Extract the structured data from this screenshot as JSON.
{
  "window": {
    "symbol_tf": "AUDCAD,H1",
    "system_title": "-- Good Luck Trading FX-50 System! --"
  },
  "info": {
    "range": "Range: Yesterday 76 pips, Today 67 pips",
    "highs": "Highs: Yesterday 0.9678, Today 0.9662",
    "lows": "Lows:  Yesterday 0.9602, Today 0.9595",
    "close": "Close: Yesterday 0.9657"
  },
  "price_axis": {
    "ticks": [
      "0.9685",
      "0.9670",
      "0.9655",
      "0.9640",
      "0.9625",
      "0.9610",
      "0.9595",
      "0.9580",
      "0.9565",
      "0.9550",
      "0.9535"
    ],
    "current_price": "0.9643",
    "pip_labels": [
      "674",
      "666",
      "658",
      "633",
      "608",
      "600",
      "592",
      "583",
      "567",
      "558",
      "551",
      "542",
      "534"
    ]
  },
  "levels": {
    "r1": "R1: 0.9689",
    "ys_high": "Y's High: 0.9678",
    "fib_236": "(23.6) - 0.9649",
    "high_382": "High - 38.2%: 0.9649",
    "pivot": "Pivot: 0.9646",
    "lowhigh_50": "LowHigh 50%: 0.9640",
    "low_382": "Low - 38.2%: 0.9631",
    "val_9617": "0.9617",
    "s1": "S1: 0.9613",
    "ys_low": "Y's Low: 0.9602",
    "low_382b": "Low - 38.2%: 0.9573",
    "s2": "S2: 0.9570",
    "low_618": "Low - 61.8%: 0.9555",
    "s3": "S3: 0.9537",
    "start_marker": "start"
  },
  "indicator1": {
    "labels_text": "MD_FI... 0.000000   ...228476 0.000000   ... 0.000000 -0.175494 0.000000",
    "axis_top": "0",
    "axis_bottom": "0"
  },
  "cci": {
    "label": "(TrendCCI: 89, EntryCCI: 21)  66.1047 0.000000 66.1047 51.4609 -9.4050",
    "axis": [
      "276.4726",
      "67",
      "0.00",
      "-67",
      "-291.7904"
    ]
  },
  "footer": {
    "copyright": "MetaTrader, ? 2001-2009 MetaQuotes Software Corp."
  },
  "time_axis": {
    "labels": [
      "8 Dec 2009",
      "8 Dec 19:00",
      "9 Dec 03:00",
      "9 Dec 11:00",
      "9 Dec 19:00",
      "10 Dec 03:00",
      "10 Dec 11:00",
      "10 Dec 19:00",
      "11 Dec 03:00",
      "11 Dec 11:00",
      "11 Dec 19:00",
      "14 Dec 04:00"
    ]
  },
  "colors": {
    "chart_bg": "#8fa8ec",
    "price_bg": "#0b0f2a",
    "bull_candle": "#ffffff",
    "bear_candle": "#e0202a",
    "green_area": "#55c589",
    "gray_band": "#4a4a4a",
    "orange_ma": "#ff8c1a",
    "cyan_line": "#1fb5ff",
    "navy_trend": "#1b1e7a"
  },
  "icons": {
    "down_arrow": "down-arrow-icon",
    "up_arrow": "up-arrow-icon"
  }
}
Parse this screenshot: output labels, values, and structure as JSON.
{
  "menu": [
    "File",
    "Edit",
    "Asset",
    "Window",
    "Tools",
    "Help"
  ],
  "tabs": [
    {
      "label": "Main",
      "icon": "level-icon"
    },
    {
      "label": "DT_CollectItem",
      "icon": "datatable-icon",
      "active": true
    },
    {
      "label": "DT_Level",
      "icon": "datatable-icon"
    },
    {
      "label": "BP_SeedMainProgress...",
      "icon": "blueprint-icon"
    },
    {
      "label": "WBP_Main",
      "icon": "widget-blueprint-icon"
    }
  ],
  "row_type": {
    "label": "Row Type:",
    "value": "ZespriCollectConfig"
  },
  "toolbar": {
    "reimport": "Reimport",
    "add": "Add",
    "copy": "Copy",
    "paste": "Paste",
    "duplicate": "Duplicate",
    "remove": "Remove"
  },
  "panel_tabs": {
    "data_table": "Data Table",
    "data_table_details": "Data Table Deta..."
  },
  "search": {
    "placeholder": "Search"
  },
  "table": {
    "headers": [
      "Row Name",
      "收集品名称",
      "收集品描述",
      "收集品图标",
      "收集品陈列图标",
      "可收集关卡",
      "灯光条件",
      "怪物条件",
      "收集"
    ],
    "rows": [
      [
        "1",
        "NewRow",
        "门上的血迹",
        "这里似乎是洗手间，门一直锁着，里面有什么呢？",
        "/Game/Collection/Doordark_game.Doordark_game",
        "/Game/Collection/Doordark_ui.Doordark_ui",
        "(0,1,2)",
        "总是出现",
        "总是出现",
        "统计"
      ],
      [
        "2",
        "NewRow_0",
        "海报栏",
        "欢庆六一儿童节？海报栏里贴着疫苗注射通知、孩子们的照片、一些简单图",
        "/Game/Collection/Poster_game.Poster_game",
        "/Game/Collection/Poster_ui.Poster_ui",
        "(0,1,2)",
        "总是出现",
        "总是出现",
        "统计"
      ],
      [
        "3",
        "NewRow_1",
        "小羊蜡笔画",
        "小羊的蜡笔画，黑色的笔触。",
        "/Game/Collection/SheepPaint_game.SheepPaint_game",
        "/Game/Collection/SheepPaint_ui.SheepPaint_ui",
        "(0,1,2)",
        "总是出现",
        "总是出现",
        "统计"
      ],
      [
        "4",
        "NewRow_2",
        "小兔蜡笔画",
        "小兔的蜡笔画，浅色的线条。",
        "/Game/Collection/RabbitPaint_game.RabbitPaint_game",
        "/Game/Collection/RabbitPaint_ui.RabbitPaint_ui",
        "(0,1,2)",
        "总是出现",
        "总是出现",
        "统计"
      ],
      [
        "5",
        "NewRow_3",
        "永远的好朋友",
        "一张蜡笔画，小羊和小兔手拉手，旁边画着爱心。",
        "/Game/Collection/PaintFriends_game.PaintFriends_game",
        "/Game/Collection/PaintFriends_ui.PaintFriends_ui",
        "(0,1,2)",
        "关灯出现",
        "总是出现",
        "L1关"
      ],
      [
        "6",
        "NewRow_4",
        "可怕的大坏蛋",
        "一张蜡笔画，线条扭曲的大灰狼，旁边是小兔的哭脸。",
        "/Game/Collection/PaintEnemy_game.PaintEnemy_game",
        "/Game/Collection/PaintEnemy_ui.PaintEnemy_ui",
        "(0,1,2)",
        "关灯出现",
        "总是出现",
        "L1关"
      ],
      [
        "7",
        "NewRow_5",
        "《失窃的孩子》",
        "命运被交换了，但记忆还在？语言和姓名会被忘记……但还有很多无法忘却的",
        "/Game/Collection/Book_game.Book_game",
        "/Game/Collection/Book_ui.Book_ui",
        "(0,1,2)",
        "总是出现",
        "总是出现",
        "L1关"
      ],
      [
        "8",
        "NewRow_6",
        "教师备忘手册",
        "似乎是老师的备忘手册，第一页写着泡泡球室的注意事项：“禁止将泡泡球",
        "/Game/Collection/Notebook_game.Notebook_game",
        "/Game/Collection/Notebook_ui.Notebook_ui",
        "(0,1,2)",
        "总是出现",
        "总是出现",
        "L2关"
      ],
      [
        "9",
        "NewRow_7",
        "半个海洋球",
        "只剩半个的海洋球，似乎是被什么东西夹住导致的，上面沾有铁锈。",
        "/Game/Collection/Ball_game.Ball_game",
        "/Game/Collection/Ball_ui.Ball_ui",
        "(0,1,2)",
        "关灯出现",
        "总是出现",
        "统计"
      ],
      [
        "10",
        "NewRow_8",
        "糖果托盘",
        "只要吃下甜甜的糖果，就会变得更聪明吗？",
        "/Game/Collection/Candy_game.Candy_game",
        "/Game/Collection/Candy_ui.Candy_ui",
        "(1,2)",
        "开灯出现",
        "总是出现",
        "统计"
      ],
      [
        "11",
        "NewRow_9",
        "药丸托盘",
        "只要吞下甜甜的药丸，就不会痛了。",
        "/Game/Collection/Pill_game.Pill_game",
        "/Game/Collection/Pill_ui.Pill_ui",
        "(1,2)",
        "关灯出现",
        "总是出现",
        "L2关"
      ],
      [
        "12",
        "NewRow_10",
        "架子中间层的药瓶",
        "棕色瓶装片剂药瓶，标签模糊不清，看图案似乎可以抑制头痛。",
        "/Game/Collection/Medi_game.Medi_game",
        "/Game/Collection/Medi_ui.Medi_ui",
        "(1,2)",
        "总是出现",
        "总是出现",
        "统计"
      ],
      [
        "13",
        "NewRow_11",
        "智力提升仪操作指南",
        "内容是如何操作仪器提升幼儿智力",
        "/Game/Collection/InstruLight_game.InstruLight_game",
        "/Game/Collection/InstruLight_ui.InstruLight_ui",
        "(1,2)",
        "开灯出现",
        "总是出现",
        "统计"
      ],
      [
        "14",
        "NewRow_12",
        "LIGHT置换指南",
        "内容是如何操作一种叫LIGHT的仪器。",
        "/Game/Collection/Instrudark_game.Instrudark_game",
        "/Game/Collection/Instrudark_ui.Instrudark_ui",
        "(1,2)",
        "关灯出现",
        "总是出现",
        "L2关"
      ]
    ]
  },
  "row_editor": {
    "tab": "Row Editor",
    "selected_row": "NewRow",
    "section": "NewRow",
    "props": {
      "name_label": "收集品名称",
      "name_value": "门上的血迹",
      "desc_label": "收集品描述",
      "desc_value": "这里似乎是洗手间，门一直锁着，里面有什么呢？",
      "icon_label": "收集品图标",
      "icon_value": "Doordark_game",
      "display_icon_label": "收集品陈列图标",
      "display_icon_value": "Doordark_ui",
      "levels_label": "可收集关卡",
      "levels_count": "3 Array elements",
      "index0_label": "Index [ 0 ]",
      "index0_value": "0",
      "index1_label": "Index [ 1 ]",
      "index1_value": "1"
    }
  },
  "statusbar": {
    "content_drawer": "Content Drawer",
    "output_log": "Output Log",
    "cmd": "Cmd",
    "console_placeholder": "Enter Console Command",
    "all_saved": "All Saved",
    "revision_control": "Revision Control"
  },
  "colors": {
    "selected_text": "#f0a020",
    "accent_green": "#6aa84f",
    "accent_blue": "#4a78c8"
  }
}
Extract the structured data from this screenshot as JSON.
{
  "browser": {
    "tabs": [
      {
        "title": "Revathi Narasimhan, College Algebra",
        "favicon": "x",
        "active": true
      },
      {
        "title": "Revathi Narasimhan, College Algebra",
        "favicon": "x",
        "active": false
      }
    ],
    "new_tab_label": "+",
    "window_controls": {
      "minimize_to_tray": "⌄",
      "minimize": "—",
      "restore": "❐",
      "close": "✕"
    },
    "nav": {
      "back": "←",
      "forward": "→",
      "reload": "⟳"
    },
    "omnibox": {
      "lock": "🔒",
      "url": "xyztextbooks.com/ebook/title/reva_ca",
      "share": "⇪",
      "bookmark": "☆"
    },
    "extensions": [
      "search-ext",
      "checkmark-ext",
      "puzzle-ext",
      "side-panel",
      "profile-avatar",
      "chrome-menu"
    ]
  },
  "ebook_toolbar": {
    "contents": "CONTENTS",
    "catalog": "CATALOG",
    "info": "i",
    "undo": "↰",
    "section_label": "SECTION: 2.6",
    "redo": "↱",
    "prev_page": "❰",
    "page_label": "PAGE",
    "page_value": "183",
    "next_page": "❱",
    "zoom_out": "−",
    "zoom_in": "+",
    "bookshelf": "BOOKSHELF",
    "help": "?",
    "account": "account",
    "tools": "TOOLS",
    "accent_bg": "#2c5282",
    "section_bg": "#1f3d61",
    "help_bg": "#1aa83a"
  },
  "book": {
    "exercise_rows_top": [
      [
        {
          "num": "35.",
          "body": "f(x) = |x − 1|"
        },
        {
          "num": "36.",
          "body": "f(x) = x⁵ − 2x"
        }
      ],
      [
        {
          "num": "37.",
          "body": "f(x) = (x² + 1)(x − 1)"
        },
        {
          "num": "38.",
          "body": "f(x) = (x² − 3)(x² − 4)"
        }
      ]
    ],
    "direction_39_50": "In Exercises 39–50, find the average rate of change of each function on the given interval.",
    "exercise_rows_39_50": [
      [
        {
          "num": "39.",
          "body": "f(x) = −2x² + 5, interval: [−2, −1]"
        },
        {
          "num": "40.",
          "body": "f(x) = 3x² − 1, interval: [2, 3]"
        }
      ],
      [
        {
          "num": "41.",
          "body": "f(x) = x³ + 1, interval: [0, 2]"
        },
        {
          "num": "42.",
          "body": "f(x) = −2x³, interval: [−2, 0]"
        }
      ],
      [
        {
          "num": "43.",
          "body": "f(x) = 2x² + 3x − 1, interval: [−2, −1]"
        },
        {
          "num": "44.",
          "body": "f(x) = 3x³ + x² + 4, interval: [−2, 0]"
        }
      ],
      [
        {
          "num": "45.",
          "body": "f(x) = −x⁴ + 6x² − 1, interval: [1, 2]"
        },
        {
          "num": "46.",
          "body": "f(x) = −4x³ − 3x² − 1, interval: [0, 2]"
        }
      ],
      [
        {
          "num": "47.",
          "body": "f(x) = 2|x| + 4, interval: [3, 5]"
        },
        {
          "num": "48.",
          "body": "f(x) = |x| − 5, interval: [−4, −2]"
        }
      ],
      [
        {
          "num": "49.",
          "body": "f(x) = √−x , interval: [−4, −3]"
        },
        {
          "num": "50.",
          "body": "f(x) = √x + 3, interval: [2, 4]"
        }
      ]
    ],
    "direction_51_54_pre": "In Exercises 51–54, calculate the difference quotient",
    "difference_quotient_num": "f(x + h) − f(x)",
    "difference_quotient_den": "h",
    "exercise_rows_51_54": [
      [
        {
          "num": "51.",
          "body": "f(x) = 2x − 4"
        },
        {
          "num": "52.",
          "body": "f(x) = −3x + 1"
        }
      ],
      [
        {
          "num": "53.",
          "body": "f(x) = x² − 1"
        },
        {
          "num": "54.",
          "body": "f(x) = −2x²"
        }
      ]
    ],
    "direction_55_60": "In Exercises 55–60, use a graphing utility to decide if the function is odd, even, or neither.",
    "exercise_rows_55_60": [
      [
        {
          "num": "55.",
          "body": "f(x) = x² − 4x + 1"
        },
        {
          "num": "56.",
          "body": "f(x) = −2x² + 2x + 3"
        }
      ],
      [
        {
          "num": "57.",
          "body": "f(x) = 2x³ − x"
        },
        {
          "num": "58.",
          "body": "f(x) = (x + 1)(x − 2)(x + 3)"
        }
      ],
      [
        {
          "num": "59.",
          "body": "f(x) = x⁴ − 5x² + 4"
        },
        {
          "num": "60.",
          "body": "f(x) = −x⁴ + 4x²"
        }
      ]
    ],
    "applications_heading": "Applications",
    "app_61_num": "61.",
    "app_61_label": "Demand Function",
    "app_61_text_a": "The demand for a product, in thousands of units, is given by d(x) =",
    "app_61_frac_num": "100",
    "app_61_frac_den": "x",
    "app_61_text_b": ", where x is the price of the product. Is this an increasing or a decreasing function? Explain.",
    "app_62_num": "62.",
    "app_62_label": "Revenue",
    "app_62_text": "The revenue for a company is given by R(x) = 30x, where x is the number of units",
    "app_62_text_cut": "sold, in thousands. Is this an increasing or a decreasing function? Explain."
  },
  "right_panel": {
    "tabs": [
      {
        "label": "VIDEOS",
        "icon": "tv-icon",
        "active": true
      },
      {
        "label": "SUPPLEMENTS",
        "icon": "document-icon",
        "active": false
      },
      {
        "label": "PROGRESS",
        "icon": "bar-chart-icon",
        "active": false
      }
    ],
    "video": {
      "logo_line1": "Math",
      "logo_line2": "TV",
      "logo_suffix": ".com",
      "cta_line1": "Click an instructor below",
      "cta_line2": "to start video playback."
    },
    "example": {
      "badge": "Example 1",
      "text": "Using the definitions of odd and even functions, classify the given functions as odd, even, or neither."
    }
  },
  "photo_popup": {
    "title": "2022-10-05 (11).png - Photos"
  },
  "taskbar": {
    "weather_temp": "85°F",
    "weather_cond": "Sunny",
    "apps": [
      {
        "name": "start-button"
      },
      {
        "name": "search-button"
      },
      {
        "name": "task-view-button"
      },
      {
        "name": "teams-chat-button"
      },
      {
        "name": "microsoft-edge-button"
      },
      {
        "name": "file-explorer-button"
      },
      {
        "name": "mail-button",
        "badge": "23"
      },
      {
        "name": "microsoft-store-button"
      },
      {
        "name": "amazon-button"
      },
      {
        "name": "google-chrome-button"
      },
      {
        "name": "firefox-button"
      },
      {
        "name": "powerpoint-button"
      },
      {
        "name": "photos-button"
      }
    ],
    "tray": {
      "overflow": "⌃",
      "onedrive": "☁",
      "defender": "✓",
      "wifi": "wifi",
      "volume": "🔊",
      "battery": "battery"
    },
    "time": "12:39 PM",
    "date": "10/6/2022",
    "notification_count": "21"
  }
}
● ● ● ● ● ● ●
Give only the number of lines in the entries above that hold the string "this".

## Reply to the exercise
5